Last week, Ms. Wandro and I attended a great Parents Education Network (PEN) event: it was a panel discussion featuring college students with learning and attention difficulties. Discussion topics included whether and how to disclose a learning disability; how the panelists determined the best fit and scope of support for their college choices; what they as student with learning and attention difficulties found when they arrived at college; and how to navigate and manage college life – both academically and socially. It was great to hear that their greatest piece of advice was simply self-advocacy: each student reported that his and her college professors were extremely receptive to their requests for accommodations in class and on tests. This is an increasing trend on college campuses–more and more schools have learning resource centers available for students with students with diagnosed learning differences, and these resources are there to support their learning throughout the college years and in many dimensions of college life. College professors are increasingly welcoming to the multimedia approaches necessary for the success of students with learning differences. It’s important to ask about the resources in place on college campuses as you visit colleges and start your college search; keep in mind that there are great things out there and you can–and should–expect to find support on a college campus.

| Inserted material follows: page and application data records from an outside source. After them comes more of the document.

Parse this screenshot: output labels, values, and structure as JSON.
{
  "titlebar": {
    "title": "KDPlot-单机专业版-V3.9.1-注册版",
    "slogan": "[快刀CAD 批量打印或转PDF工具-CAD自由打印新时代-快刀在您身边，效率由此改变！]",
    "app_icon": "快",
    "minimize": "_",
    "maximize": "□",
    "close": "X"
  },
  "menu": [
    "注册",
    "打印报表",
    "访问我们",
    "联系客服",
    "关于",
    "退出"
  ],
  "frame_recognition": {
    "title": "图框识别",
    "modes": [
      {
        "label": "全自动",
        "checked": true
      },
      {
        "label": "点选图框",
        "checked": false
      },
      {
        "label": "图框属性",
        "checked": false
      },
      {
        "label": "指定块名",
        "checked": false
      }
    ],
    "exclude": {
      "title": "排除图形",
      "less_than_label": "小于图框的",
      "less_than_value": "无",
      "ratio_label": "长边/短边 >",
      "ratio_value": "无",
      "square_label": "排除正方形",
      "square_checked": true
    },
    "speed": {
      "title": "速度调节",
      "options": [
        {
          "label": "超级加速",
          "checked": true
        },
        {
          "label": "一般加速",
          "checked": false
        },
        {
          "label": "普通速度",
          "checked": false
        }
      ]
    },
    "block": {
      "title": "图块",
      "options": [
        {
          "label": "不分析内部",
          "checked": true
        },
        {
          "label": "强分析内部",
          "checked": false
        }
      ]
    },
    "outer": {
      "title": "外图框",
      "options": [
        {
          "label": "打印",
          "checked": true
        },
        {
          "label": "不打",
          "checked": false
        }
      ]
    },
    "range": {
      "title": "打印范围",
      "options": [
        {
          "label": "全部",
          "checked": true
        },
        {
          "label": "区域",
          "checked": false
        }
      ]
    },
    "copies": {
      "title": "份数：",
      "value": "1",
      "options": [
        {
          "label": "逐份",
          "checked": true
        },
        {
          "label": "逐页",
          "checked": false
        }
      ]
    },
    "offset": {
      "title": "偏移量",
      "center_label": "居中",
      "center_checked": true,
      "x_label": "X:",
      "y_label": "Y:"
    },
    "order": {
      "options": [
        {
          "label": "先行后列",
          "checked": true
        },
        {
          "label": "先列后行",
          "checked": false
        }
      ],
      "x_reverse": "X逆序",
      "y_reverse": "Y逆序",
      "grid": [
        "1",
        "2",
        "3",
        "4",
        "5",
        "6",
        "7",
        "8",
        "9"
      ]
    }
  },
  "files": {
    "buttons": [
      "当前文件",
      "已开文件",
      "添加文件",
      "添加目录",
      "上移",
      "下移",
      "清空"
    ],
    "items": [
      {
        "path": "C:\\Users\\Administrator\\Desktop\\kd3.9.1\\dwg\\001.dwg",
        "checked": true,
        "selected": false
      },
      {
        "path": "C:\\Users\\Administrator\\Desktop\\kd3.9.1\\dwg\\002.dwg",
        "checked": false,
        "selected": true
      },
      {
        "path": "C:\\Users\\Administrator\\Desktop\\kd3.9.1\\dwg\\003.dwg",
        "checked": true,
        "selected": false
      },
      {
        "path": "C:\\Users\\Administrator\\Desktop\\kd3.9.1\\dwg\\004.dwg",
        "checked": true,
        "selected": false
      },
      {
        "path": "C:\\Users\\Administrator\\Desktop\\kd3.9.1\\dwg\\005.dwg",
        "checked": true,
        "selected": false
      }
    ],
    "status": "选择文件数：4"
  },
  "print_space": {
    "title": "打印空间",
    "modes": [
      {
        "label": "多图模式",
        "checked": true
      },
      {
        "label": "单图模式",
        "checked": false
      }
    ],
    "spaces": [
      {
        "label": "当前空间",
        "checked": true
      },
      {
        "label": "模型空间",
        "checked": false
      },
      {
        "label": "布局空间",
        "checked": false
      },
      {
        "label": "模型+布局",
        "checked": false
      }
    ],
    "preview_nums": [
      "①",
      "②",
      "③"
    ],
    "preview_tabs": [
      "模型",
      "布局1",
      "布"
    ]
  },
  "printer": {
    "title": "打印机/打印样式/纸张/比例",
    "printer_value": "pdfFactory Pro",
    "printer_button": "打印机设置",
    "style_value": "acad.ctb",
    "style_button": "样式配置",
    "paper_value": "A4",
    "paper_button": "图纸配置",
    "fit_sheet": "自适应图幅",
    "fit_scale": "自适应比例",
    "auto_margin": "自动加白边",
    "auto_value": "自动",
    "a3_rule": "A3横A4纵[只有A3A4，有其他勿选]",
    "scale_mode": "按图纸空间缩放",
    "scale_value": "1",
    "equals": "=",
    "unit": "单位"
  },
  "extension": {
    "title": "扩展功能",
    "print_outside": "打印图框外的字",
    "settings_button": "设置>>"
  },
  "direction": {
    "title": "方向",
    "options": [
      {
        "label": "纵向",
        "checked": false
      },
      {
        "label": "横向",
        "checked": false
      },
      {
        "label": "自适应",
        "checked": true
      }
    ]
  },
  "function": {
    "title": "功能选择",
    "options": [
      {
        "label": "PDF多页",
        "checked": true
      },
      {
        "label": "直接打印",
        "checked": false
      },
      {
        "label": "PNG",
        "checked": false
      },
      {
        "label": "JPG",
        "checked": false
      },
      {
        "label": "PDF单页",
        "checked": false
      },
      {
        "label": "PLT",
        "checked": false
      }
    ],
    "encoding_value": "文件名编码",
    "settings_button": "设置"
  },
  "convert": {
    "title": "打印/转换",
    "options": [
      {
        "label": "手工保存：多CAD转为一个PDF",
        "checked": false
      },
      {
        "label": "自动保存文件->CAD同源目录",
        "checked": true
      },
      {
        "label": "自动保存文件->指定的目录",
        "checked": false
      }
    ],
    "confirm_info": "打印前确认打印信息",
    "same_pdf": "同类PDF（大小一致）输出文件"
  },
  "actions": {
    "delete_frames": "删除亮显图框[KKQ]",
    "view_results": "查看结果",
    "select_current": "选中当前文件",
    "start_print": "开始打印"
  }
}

All students on the panel are members of SAFE (Student Advisors for Education), which is a student community that strives to educate, mentor, and support students, parents and teachers regarding the challenges and strengths of LD and ADHD students. SAFE is a great organization and I highly recommend joining if you’re a student with learning differences who is looking for another community to belong to and another place where you can thrive.